This isn’t the first time that the Walmart formula has failed overseas either: it was just a few years ago that it sold its South Korean stores for similar reasons, departing that thriving economy. As the BBC reported at the time, “Shoppers, especially women, had been dissatisfied with the food and drinks on offer” and Walmart rep Mike Duke explained: “It became increasingly clear that in South Korea’s current environment it would be difficult for us to reach the scale we desired.”
The point of this story is that while it’s common for people to portray very large companies as behemoths, as unswayable powerhouses that can’t be stopped or changed, the fact is that any merchant, even one as large as Walmart or Home Depot, can be brought down by the ultimate power of the consumer wallet. No sales = no company.
This also holds true online, of course, and it’s one reason that so many startups take on the market leaders in their segments, whether it’s a competing search engine, online email service, instant messaging protocol, friend networking site, or full-blown productivity suite. It’s not always easy to compete with the Big Dogs, but it’s sure worth doing, and it’s definitely important that those of us at the head of the adoption curve keep our eyes open too.
Because it’d be depressing to think that everything’s already invented, set, figured out and that the Web today is going to inevitably be the Web tomorrow too.

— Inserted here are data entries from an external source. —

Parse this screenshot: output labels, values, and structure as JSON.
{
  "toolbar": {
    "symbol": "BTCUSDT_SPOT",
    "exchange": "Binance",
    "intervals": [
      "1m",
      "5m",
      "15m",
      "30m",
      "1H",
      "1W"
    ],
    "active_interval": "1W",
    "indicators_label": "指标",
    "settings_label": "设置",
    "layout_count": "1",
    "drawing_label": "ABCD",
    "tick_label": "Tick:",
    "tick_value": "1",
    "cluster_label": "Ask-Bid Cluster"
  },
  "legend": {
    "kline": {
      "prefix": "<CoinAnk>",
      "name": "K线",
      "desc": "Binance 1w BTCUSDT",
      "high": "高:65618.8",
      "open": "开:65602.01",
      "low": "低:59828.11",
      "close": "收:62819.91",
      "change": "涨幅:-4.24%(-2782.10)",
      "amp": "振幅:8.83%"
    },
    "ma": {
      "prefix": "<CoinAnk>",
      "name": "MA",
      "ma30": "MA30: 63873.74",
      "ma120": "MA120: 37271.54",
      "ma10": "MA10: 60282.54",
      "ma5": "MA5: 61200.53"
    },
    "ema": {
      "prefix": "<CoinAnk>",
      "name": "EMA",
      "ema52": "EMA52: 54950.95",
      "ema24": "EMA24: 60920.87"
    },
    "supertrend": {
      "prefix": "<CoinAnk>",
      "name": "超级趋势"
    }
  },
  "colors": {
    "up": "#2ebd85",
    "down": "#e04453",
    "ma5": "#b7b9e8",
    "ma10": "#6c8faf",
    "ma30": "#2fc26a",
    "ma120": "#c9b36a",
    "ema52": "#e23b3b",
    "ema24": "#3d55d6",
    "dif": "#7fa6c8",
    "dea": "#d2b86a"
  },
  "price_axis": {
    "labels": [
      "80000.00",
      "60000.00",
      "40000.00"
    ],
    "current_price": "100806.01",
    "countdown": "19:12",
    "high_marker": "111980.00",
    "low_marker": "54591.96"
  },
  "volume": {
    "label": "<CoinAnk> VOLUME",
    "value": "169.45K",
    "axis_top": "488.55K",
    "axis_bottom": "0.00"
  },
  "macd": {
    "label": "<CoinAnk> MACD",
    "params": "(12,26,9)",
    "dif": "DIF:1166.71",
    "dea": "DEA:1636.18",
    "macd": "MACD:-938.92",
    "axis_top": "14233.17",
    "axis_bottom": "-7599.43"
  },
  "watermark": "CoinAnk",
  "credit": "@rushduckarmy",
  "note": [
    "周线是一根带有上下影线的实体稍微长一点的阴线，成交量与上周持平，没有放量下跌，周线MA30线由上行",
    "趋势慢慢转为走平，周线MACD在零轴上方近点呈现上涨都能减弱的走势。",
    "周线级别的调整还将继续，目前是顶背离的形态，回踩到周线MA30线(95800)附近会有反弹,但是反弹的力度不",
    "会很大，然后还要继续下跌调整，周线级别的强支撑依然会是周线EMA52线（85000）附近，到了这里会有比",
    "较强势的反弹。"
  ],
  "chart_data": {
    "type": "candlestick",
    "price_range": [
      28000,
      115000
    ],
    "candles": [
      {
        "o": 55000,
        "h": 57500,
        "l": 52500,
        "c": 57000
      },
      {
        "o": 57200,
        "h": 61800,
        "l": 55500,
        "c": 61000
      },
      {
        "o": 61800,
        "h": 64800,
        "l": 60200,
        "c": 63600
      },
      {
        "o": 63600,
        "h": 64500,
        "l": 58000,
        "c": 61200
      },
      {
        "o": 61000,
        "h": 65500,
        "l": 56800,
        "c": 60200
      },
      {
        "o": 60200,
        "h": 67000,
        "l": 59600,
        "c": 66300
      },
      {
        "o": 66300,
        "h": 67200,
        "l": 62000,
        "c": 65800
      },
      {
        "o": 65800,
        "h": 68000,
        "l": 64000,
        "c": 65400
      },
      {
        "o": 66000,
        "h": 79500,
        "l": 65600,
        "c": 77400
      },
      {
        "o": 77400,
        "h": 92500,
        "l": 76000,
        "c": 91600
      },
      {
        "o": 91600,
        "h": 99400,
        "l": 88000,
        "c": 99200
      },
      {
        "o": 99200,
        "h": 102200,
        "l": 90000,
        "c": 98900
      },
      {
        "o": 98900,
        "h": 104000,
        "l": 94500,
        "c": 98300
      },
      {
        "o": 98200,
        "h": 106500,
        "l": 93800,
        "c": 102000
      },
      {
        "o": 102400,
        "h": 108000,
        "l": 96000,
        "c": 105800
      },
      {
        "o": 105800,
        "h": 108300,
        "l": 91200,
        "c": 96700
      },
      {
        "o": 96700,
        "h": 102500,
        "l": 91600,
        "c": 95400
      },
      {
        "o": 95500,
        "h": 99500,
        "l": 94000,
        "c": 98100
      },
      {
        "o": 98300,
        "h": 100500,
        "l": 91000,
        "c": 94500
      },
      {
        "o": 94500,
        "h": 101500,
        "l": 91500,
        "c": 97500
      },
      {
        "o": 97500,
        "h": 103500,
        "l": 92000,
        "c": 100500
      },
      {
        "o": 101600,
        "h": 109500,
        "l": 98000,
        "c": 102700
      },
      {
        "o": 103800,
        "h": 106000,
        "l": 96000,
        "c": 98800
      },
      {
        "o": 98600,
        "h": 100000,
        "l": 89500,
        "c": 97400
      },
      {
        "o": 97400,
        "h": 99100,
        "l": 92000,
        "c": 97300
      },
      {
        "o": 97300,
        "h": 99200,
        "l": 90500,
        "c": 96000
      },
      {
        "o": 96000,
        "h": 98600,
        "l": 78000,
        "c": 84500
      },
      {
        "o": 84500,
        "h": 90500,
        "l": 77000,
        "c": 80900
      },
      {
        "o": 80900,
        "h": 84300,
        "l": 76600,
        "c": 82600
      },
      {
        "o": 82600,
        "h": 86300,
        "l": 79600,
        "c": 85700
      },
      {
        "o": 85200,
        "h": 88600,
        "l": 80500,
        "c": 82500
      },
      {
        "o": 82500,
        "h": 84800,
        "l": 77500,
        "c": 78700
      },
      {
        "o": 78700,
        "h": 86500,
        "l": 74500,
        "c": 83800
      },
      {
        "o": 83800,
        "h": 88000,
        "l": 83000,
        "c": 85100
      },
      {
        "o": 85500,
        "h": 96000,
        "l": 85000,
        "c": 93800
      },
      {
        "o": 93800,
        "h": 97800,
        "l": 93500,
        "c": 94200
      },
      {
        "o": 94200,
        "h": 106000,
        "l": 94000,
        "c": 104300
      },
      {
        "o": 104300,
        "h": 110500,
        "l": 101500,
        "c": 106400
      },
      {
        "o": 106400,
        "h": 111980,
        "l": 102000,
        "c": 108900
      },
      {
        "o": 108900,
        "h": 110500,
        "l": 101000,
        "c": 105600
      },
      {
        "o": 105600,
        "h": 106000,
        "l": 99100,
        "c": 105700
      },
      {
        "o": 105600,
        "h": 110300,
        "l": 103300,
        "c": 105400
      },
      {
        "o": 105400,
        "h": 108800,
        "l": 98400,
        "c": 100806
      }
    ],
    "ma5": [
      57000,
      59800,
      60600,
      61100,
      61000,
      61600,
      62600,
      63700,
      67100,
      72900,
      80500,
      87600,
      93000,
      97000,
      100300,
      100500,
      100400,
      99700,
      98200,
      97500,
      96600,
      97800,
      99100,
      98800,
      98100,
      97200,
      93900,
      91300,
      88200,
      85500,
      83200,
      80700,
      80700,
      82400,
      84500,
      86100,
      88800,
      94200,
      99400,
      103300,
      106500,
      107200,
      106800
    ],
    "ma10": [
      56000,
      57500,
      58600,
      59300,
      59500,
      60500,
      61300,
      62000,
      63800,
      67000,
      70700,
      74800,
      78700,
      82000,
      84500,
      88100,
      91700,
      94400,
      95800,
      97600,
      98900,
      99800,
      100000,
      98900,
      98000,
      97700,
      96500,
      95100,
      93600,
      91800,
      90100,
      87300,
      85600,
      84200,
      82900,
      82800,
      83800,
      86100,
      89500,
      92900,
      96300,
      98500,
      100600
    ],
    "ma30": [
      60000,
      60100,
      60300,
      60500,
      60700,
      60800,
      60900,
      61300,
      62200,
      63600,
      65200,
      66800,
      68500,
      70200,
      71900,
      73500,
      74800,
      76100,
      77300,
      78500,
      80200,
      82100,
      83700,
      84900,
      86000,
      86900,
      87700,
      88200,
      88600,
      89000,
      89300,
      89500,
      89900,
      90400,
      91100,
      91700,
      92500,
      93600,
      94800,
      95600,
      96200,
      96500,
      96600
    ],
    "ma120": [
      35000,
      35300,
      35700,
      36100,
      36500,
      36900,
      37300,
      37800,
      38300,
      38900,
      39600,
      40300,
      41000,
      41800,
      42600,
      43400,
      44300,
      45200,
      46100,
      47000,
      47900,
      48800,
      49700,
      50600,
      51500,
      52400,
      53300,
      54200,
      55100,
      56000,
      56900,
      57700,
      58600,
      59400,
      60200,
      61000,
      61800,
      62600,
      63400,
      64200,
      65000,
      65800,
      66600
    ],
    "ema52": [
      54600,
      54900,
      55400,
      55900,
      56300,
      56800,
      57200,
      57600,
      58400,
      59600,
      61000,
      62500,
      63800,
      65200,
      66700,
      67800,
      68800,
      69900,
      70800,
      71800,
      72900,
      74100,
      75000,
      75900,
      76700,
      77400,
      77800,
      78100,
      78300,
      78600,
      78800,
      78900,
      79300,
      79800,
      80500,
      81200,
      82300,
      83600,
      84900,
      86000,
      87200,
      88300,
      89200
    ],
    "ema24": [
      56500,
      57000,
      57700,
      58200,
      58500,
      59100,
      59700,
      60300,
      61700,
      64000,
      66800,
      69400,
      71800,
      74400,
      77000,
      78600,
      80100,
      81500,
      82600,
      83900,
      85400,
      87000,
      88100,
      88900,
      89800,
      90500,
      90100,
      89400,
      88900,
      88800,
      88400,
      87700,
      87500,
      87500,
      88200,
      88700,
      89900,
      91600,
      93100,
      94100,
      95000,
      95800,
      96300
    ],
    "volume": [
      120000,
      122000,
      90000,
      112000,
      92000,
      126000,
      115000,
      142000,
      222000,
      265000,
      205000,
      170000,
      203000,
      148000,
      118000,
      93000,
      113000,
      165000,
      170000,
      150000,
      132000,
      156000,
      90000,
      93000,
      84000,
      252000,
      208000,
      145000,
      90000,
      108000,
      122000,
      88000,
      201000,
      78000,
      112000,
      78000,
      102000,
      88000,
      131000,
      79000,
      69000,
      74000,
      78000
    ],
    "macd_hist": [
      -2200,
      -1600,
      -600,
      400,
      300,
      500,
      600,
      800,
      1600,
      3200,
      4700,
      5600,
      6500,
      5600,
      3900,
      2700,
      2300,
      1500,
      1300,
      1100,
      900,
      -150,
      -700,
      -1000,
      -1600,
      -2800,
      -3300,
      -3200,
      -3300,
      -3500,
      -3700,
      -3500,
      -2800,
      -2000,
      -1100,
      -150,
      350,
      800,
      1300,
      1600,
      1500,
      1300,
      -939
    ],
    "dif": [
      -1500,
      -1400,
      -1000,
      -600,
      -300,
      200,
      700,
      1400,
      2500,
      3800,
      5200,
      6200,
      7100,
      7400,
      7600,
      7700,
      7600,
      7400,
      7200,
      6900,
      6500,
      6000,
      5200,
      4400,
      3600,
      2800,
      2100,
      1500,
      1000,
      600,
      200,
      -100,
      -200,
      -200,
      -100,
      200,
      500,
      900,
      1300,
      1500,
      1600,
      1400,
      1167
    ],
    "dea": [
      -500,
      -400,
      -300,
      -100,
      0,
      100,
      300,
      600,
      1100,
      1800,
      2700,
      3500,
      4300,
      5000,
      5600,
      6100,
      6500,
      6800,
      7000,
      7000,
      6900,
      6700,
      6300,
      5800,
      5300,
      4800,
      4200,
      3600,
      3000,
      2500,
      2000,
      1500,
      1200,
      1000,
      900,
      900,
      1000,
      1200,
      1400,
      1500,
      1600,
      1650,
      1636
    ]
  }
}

For the record, Walmart now only has a presence in Argentina, Brazil, Canada, China, Costa Rica, El Salvador, Guatemala, Honduras, Japan, Mexico, Nicaragua, Puerto Rico and the United Kingdom. Home Depot has a more limited international footprint: U.S., Mexico, Canada, St. Thomas and Puerto Rico.